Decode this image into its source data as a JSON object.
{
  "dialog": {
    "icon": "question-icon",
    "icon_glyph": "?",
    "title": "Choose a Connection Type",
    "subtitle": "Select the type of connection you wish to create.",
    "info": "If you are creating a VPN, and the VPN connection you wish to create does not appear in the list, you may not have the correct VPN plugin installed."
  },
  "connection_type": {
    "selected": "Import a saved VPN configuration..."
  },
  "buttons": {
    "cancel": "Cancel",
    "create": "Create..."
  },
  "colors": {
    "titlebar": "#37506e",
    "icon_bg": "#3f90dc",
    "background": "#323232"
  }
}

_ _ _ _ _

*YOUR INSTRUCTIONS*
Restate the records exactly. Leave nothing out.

*WRITTEN SOLUTION*
Decode this image into its source data as a JSON object.
{
  "dialog": {
    "icon": "question-icon",
    "icon_glyph": "?",
    "title": "Choose a Connection Type",
    "subtitle": "Select the type of connection you wish to create.",
    "info": "If you are creating a VPN, and the VPN connection you wish to create does not appear in the list, you may not have the correct VPN plugin installed."
  },
  "connection_type": {
    "selected": "Import a saved VPN configuration..."
  },
  "buttons": {
    "cancel": "Cancel",
    "create": "Create..."
  },
  "colors": {
    "titlebar": "#37506e",
    "icon_bg": "#3f90dc",
    "background": "#323232"
  }
}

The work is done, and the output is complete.